FORT SMITH — The U.S. Marshals Museum has received a $5 million anonymous matching grant toward its completion.
Once matched, the museum will have $2.5 million left in its capital campaign, said Patrick Weeks, museum president and CEO. Museum developers plan to use $8 million of the money raised from the grant and the matching funds for the museum’s five galleries and educational experience, according to a Thursday news release.
“This pledge is the impetus we need to reach our capital campaign goal,” said Doug Babb, museum board chairman.
The donation positions the museum to have its soft opening in late summer or early fall 2022, Weeks said.

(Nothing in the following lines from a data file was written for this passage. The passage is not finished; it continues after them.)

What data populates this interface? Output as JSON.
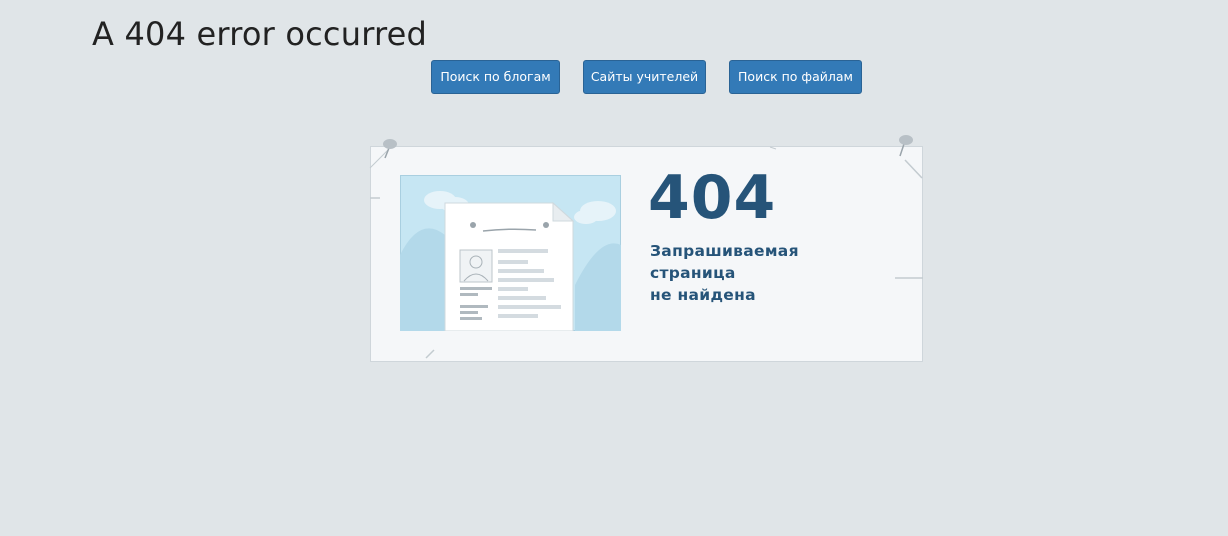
{
  "page": {
    "title": "A 404 error occurred"
  },
  "nav": {
    "buttons": [
      {
        "label": "Поиск по блогам"
      },
      {
        "label": "Сайты учителей"
      },
      {
        "label": "Поиск по файлам"
      }
    ]
  },
  "card": {
    "error_code": "404",
    "message_lines": [
      "Запрашиваемая",
      "страница",
      "не найдена"
    ],
    "illustration_icon": "missing-document-icon"
  },
  "colors": {
    "page_background": "#e0e5e8",
    "button_background": "#337ab7",
    "accent_text": "#265479",
    "card_background": "#f5f7f9",
    "illustration_sky": "#c6e6f3"
  }
}
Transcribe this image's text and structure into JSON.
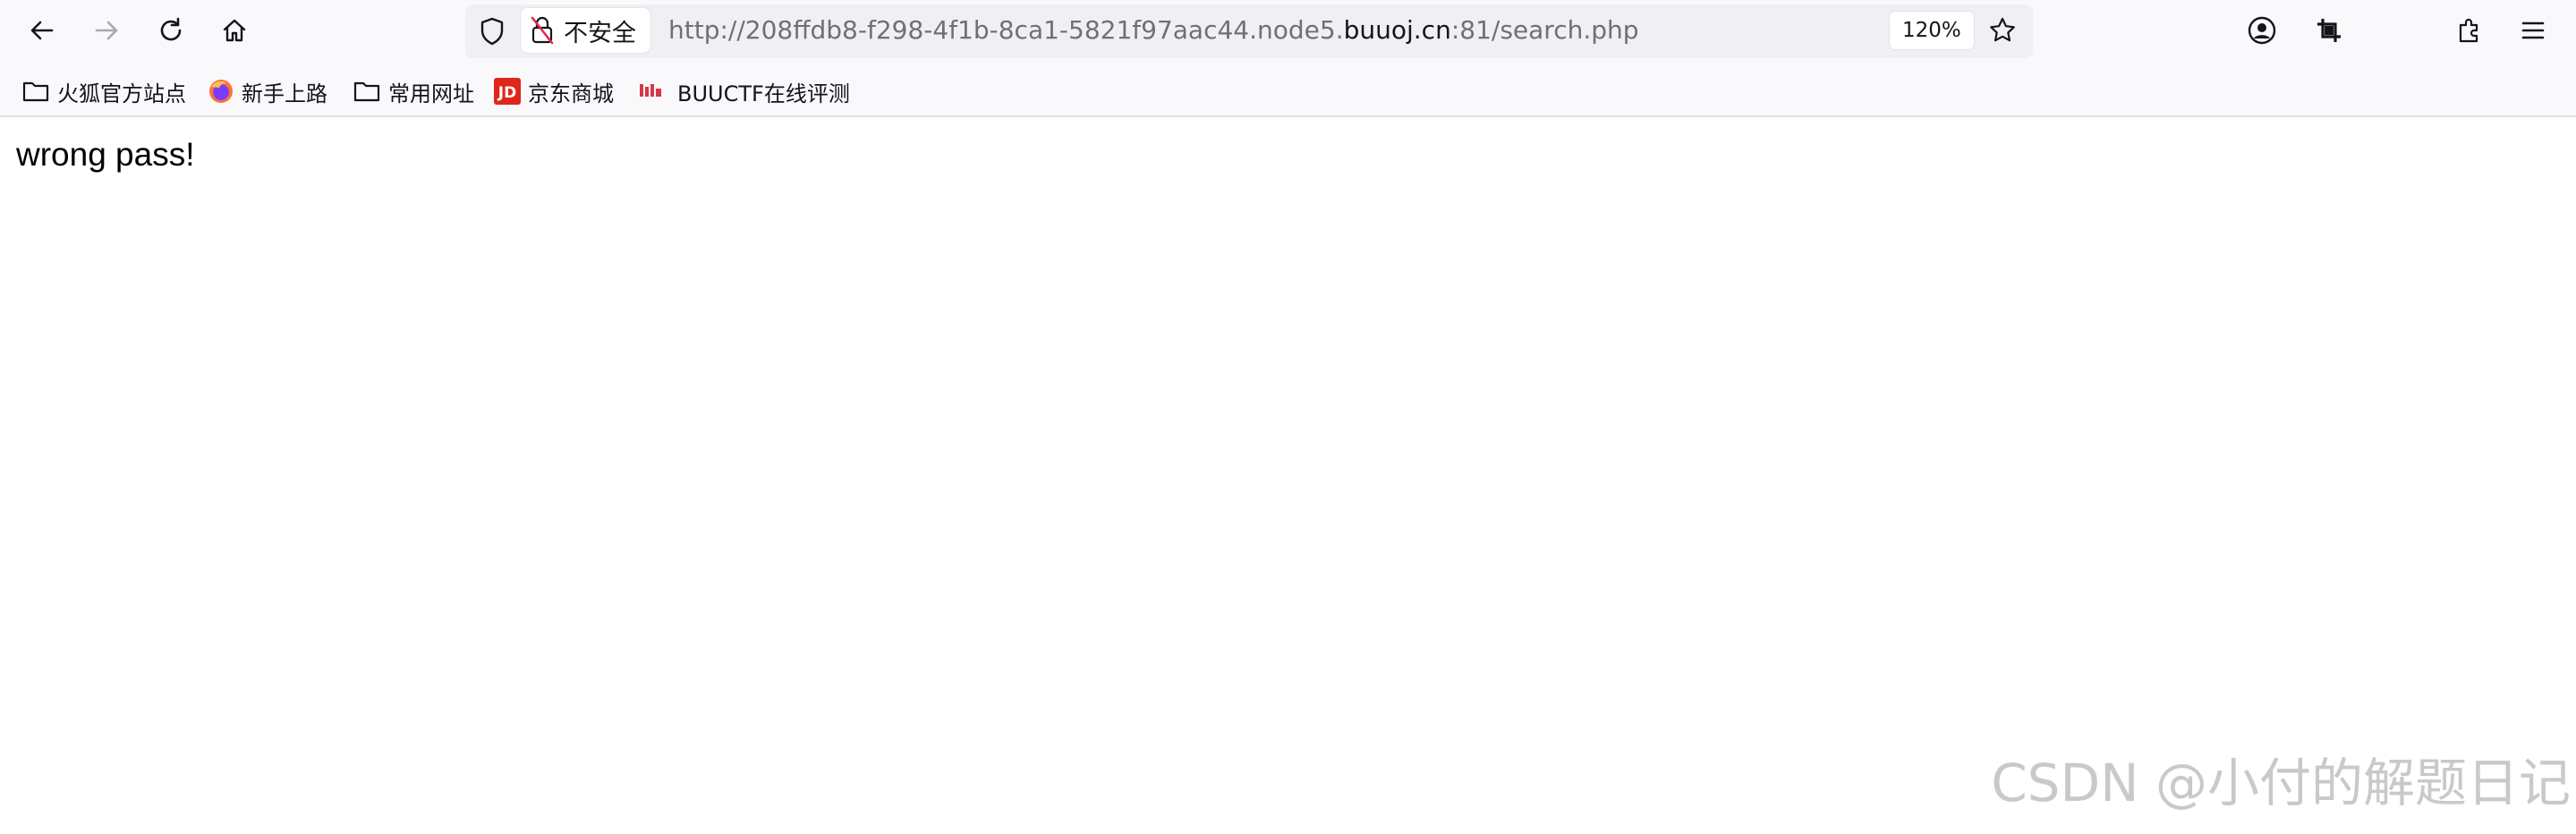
{
  "toolbar": {
    "security_label": "不安全",
    "url_prefix": "http://208ffdb8-f298-4f1b-8ca1-5821f97aac44.node5.",
    "url_domain": "buuoj.cn",
    "url_suffix": ":81/search.php",
    "zoom": "120%",
    "icons": [
      "back-icon",
      "forward-icon",
      "reload-icon",
      "home-icon",
      "shield-icon",
      "insecure-lock-icon",
      "bookmark-star-icon",
      "account-icon",
      "screenshot-crop-icon",
      "extensions-icon",
      "menu-icon"
    ]
  },
  "bookmarks": [
    {
      "label": "火狐官方站点",
      "icon": "folder-icon"
    },
    {
      "label": "新手上路",
      "icon": "firefox-icon"
    },
    {
      "label": "常用网址",
      "icon": "folder-icon"
    },
    {
      "label": "京东商城",
      "icon": "jd-icon"
    },
    {
      "label": "BUUCTF在线评测",
      "icon": "buuctf-icon"
    }
  ],
  "page": {
    "message": "wrong pass!"
  },
  "watermark": "CSDN @小付的解题日记",
  "colors": {
    "toolbar_bg": "#f9f9fb",
    "urlbar_bg": "#f0f0f4",
    "text": "#15141a",
    "url_muted": "#6f6f78",
    "jd_red": "#e1251b",
    "watermark": "#c9c9cc"
  }
}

When completed, the museum will allow visitors to learn about the history and evolution of the Marshals Service. They will also be able to pay honor to more than 350 U.S. marshals killed in the line of duty in the museum’s Hall of Honor.
The museum is north of downtown on Riverfront Drive.
The museum’s educational and immersive experience on the Marshals Service will be done by the Los Angeles group Thinkwell, which has done work for Warner Brothers, Google and Universal Studios, Weeks said.
Fort Smith was chosen as the museum’s location in 2007. The museum, prior to the matching grant, received more than $38.6 million in cash, pledges and land for its completion, according to Alice Alt, president of the Marshals Museum Foundation. Fort Smith voters in March 2019 defeated a proposal to levy a nine-month, 1% sales tax to pay for completion of the museum.
Andre Good, Ward 2 city director and one of six directors in 2018 who voted to put the tax up for vote, said he’s excited about the announcement but “a little less excited about the matching $5 million part.”
“It does give me reason for pause, cause where’s that money going to come from?” Good said.
Weeks said the museum fundraising team is working on matching the donation. He believes the donation will inspire others to donate.
The remaining $4.5 million — after the galleries and educational experience are paid for — will be used to buy fixtures, furniture and equipment and to pay for contingency and startup costs, Weeks said. He expects the final $2.5 million to roll in shortly after the donation announced Thursday is matched.
The museum once completed is projected to attract more than 100,000 people annually, a draw that could have up to a $34 million economic impact on Sebastian County, according to estimates from Leisure Development Partners and Arkansas Economic Development Institute.
The museum is moving along simultaneously with Community School of the Arts’ campus, which in June was expected to be completed on Riverfront Drive some time in 2022, according to Executive Director Rosilee Russell. The city in January approved utility work for an RV park on Riverfront Drive north of the North P Street intersection.
Bill Hanna, chairman of the Central Business Improvement District, said the grant will help move the museum — and therefore the rest of the riverfront — forward once the money is matched.
“Getting the Marshals Museum in that position is a huge positive,” Hanna said. “It had to happen.”
Max Bryan can be reached by email at [email protected]